→ **Task statement**
Match the word "icon". Return each line of the data below where it appears.

→ **Information provided**
--- START ---

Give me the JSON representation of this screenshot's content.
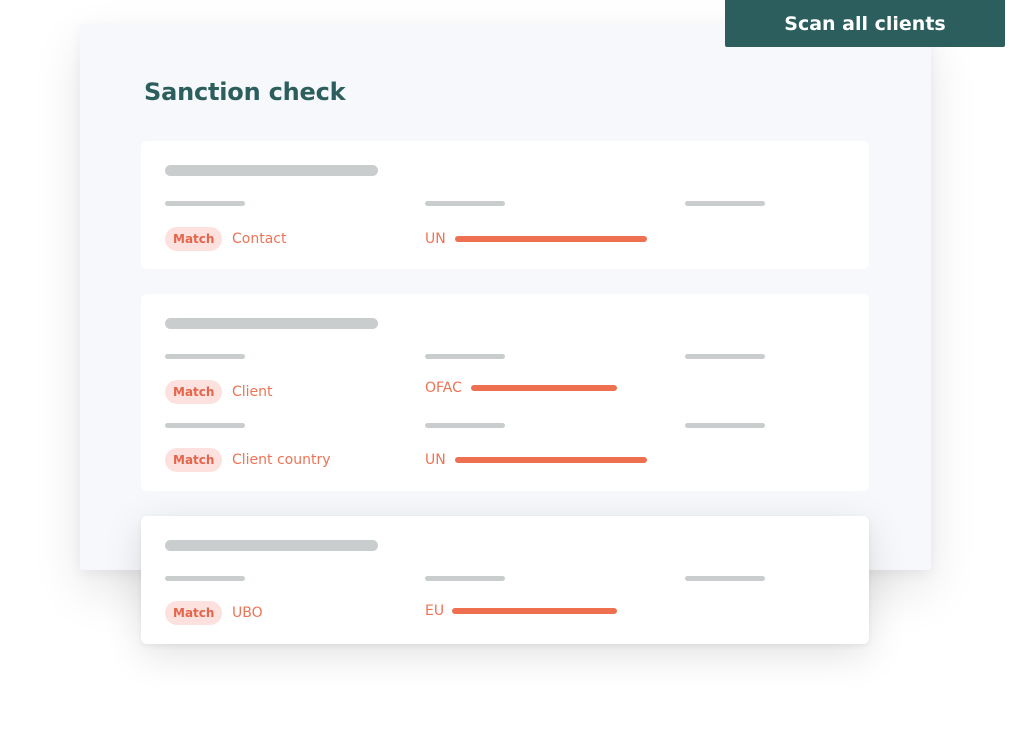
{
  "header": {
    "title": "Sanction check",
    "scan_button_label": "Scan all clients"
  },
  "colors": {
    "brand": "#2b5e5c",
    "match_text": "#e5654b",
    "match_bg": "#fde1df",
    "bar": "#ee7050",
    "skeleton": "#c9cdcd",
    "panel_bg": "#f6f8fb"
  },
  "cards": [
    {
      "matches": [
        {
          "badge": "Match",
          "field": "Contact",
          "list": "UN",
          "score": 1.0
        }
      ]
    },
    {
      "matches": [
        {
          "badge": "Match",
          "field": "Client",
          "list": "OFAC",
          "score": 0.76
        },
        {
          "badge": "Match",
          "field": "Client country",
          "list": "UN",
          "score": 1.0
        }
      ]
    },
    {
      "matches": [
        {
          "badge": "Match",
          "field": "UBO",
          "list": "EU",
          "score": 0.86
        }
      ]
    }
  ]
}
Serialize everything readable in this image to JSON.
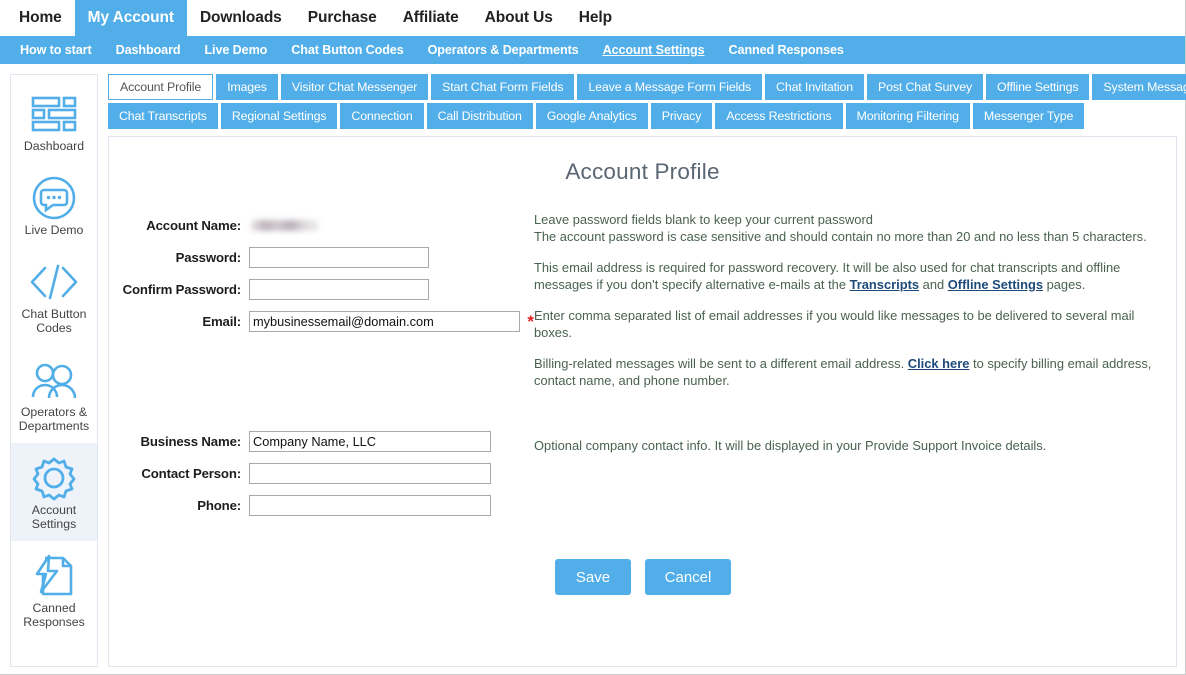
{
  "topnav": {
    "items": [
      {
        "label": "Home",
        "active": false
      },
      {
        "label": "My Account",
        "active": true
      },
      {
        "label": "Downloads",
        "active": false
      },
      {
        "label": "Purchase",
        "active": false
      },
      {
        "label": "Affiliate",
        "active": false
      },
      {
        "label": "About Us",
        "active": false
      },
      {
        "label": "Help",
        "active": false
      }
    ]
  },
  "subnav": {
    "items": [
      {
        "label": "How to start",
        "current": false
      },
      {
        "label": "Dashboard",
        "current": false
      },
      {
        "label": "Live Demo",
        "current": false
      },
      {
        "label": "Chat Button Codes",
        "current": false
      },
      {
        "label": "Operators & Departments",
        "current": false
      },
      {
        "label": "Account Settings",
        "current": true
      },
      {
        "label": "Canned Responses",
        "current": false
      }
    ]
  },
  "sidebar": {
    "items": [
      {
        "label": "Dashboard",
        "icon": "dashboard-icon",
        "active": false
      },
      {
        "label": "Live Demo",
        "icon": "chat-bubble-icon",
        "active": false
      },
      {
        "label": "Chat Button Codes",
        "icon": "code-brackets-icon",
        "active": false
      },
      {
        "label": "Operators & Departments",
        "icon": "people-icon",
        "active": false
      },
      {
        "label": "Account Settings",
        "icon": "gear-icon",
        "active": true
      },
      {
        "label": "Canned Responses",
        "icon": "lightning-document-icon",
        "active": false
      }
    ]
  },
  "tabs": {
    "row1": [
      {
        "label": "Account Profile",
        "active": true
      },
      {
        "label": "Images",
        "active": false
      },
      {
        "label": "Visitor Chat Messenger",
        "active": false
      },
      {
        "label": "Start Chat Form Fields",
        "active": false
      },
      {
        "label": "Leave a Message Form Fields",
        "active": false
      },
      {
        "label": "Chat Invitation",
        "active": false
      },
      {
        "label": "Post Chat Survey",
        "active": false
      },
      {
        "label": "Offline Settings",
        "active": false
      },
      {
        "label": "System Messages",
        "active": false
      }
    ],
    "row2": [
      {
        "label": "Chat Transcripts",
        "active": false
      },
      {
        "label": "Regional Settings",
        "active": false
      },
      {
        "label": "Connection",
        "active": false
      },
      {
        "label": "Call Distribution",
        "active": false
      },
      {
        "label": "Google Analytics",
        "active": false
      },
      {
        "label": "Privacy",
        "active": false
      },
      {
        "label": "Access Restrictions",
        "active": false
      },
      {
        "label": "Monitoring Filtering",
        "active": false
      },
      {
        "label": "Messenger Type",
        "active": false
      }
    ]
  },
  "panel": {
    "title": "Account Profile",
    "fields": {
      "account_name_label": "Account Name:",
      "account_name_value": "",
      "password_label": "Password:",
      "password_value": "",
      "confirm_password_label": "Confirm Password:",
      "confirm_password_value": "",
      "email_label": "Email:",
      "email_value": "mybusinessemail@domain.com",
      "required_marker": "*",
      "business_name_label": "Business Name:",
      "business_name_value": "Company Name, LLC",
      "contact_person_label": "Contact Person:",
      "contact_person_value": "",
      "phone_label": "Phone:",
      "phone_value": ""
    },
    "help": {
      "p1_line1": "Leave password fields blank to keep your current password",
      "p1_line2": "The account password is case sensitive and should contain no more than 20 and no less than 5 characters.",
      "p2_a": "This email address is required for password recovery. It will be also used for chat transcripts and offline messages if you don't specify alternative e-mails at the ",
      "p2_link1": "Transcripts",
      "p2_b": " and ",
      "p2_link2": "Offline Settings",
      "p2_c": " pages.",
      "p3": "Enter comma separated list of email addresses if you would like messages to be delivered to several mail boxes.",
      "p4_a": "Billing-related messages will be sent to a different email address. ",
      "p4_link": "Click here",
      "p4_b": " to specify billing email address, contact name, and phone number.",
      "p5": "Optional company contact info. It will be displayed in your Provide Support Invoice details."
    },
    "buttons": {
      "save": "Save",
      "cancel": "Cancel"
    }
  },
  "colors": {
    "brand_blue": "#51AEE8",
    "required_red": "#e32020",
    "help_green": "#4a6250",
    "link_blue": "#1e4a7a",
    "title_gray": "#5a6673"
  }
}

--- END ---

→ **Solution to this task**
        "icon": "dashboard-icon",
        "icon": "chat-bubble-icon",
        "icon": "code-brackets-icon",
        "icon": "people-icon",
        "icon": "gear-icon",
        "icon": "lightning-document-icon",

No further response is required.